A Canberra court has heard a NSW Police officer threatened to break a man’s legs during an illegal arrest by himself and another officer in the ACT.
- An ACT Magistrate described the conduct of two NSW police officers as “outrageous” and “unprofessional”
- The Canberra court heard a police body-worn camera also recorded an officer threatening to break the man’s legs
- The man plans to sue NSW Police over the unlawful arrest
Charges against Allan Eric Watts, 48, were thrown out of the ACT Magistrates Court on Tuesday after Magistrate Bernadette Boss ruled the NSW officers had no authority to make the arrest in the territory and had therefore acted unlawfully.
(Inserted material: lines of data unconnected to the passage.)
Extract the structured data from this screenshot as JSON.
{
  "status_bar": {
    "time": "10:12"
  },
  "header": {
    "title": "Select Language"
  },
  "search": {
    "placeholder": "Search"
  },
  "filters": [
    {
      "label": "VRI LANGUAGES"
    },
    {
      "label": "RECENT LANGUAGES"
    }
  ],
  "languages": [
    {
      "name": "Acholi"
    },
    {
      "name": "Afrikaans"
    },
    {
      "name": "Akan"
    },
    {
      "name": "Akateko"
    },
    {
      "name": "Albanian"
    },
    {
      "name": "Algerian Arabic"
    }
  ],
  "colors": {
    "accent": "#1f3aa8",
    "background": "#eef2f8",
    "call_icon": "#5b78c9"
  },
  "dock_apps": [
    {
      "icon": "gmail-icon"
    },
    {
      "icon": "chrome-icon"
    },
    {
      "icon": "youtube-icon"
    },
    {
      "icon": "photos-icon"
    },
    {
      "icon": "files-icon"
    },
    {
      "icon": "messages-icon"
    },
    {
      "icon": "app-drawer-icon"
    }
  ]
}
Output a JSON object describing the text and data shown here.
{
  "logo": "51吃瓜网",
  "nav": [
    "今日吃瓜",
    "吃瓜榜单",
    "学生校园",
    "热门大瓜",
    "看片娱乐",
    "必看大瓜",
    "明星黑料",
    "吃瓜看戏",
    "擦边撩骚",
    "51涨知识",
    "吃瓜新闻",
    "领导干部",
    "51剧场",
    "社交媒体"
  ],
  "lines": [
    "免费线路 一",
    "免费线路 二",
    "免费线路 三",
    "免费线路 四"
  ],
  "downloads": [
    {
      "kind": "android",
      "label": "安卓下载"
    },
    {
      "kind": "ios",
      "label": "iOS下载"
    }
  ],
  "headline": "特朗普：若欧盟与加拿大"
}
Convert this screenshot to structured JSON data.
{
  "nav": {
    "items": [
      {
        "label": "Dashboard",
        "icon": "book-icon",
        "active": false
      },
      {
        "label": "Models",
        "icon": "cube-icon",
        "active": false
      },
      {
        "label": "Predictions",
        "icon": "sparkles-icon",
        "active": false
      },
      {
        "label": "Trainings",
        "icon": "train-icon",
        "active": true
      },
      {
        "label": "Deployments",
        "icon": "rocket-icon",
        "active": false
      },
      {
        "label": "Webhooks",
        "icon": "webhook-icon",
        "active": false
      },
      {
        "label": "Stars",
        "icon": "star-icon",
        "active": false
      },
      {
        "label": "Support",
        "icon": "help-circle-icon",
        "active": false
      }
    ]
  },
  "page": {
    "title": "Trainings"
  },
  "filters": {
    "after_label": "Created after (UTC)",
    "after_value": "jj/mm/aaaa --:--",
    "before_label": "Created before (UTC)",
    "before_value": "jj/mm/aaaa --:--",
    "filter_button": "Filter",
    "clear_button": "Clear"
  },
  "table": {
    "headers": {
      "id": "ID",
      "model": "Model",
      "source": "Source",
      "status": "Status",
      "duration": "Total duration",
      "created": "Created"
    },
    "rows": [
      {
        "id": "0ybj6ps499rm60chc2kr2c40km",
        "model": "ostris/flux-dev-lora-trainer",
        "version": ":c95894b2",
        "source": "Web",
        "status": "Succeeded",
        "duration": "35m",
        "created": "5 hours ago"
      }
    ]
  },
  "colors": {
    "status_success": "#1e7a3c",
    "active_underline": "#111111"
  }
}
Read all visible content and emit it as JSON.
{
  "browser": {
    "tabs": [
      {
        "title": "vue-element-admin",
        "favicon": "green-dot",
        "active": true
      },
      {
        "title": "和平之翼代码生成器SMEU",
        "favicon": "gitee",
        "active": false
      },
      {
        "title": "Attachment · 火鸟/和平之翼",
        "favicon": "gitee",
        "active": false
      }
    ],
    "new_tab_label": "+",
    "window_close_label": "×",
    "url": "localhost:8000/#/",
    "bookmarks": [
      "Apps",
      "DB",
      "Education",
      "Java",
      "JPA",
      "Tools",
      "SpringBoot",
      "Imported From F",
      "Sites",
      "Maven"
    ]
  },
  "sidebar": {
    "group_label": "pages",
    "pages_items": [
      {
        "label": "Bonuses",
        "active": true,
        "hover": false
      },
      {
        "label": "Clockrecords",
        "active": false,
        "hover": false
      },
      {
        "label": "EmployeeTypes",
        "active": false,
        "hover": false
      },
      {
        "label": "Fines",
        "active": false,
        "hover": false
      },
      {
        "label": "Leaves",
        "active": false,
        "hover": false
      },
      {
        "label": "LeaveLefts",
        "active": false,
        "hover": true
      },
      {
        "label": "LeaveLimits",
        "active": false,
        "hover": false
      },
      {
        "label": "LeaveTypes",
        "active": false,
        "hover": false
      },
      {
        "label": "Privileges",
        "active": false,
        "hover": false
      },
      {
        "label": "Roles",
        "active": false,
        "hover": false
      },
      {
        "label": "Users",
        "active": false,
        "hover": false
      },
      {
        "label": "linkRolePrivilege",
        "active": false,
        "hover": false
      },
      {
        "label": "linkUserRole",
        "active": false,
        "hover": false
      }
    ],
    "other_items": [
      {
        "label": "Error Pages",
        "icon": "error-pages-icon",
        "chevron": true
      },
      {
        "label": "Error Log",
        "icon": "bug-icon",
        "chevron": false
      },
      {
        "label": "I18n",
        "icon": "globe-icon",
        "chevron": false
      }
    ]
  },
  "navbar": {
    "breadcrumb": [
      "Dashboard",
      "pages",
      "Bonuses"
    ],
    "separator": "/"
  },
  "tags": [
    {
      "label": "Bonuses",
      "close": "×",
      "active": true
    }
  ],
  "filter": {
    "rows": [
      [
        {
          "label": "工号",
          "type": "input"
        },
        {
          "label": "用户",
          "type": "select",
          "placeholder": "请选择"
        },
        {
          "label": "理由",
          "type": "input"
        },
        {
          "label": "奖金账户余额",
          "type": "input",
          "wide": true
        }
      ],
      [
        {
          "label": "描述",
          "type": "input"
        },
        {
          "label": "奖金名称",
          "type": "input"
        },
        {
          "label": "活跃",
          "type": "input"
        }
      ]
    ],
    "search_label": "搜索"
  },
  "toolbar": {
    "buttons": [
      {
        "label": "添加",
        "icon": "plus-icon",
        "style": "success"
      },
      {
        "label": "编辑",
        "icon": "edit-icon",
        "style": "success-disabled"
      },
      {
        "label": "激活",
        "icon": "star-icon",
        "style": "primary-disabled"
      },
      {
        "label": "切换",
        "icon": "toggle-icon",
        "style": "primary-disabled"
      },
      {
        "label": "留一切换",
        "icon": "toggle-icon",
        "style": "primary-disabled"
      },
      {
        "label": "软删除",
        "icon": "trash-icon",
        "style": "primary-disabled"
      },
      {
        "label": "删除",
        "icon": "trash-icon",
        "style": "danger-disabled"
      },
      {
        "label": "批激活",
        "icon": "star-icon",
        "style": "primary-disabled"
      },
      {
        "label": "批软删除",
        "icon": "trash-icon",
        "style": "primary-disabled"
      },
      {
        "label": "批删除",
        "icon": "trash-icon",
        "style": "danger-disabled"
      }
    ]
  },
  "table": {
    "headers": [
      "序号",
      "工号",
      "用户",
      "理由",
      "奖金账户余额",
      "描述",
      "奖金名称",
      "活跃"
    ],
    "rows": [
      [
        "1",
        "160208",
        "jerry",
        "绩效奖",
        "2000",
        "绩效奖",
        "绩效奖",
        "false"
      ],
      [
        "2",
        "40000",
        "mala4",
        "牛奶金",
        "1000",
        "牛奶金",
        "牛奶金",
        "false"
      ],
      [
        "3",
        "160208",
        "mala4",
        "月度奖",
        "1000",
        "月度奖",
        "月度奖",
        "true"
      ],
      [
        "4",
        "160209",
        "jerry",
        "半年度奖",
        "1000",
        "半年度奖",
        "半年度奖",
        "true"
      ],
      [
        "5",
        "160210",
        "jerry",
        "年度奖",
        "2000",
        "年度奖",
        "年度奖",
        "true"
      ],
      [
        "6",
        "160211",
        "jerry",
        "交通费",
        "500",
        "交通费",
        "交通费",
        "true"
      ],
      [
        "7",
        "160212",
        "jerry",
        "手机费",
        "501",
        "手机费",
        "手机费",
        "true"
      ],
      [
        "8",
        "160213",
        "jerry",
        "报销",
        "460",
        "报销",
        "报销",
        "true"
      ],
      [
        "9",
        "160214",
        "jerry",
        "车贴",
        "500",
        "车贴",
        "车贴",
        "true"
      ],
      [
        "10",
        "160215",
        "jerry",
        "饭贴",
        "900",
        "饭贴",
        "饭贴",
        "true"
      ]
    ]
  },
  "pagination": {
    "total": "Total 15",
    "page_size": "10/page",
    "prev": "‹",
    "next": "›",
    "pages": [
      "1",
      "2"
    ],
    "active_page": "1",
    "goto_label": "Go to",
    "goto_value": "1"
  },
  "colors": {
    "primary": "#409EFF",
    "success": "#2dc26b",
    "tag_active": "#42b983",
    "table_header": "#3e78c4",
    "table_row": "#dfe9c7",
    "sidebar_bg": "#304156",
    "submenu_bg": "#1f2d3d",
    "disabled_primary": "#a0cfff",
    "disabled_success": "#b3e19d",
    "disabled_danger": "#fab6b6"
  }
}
Dr Boss described the conduct as “outrageous” and “unprofessional”, and said she was amazed any interstate police officers could “think they can stride around this territory and act as vigilante enforcers”.
Police had no rights to record or arrest man
According to the police statement of facts, Mr Watts was disqualified from driving after being convicted for drug driving in May 2019.
In April this year, in the early hours of the morning, police alleged Mr Watts rode a motorcycle into a service station in Hume, an ACT suburb near the border with New South Wales.
NSW Police officers who saw him believed he was unlicensed and drug affected and detained him until ACT police could arrive an hour later.
He was arrested and charged with driving while disqualified, possessing a knife, and a breach of good behaviour.
Mr Watts spent two weeks behind bars before he was granted bail.
But in the case before court today, defence barrister Jack Pappas argued his client had been threatened, spoken to roughly, and held against his will because the officers were not from ACT Policing and had no jurisdiction.
Mr Pappas said a police body-worn camera recording showed his client wander away from officers and was told to stay where he was.
The court heard Mr Watts replied: “I’m not going to run”, and an officer responded: “You’re not going to run, because if I catch you, I’m going to break your legs.”
Mr Pappas argued the recording had been illegal as the camera’s use was restricted to their duties as police in NSW — not the ACT.
The prosecutor admitted the officers were not special constables in the ACT, but argued they had been acting in good faith and could not in good conscious let Mr Watts leave while they suspected he was under the influence.
Magistrate Boss said without rights of arrest as police, the officers would have had to detain Mr Watts under the common law — which means he had to be committing or has just committed an offence.
“You can’t conduct a citizen’s arrest on suspicion,” she said.
“[This was] a terrible imposition on [his] liberties.”
Dr Boss said the unlawful arrest meant the majority of the evidence was inadmissible and the footage of the officer’s threat was not tendered.
In response, the prosecutor offered no evidence and the charges against Mr Watts were dismissed.
Defendant to take civil action against police
Outside court, defence lawyer Tom Taylor said the conduct by the NSW police officers had been “reprehensible”.
“What makes this matter particularly egregious is the threat made by NSW Police to break my client’s legs,” Mr Taylor said.
“The threat was disgraceful. My client was pleading to sit down because his feet were hurting and telling the officer he was not going to run away.
Mr Taylor said the case was a reminder that police officers were not “a law unto themselves”.
“Above all others, with their broad powers entrusted on them by parliament, police officers should be careful to know when is it lawful or appropriate to exercise their powers,” he said.
“If not on duty and in their own jurisdiction they do not carry some special powers and rights beyond any other citizen.”
The defence lawyer said his client was relieved the charges had been dismissed, and they would now take civil action against the NSW Police.
“It’s something he never should have endured,” Mr Taylor said.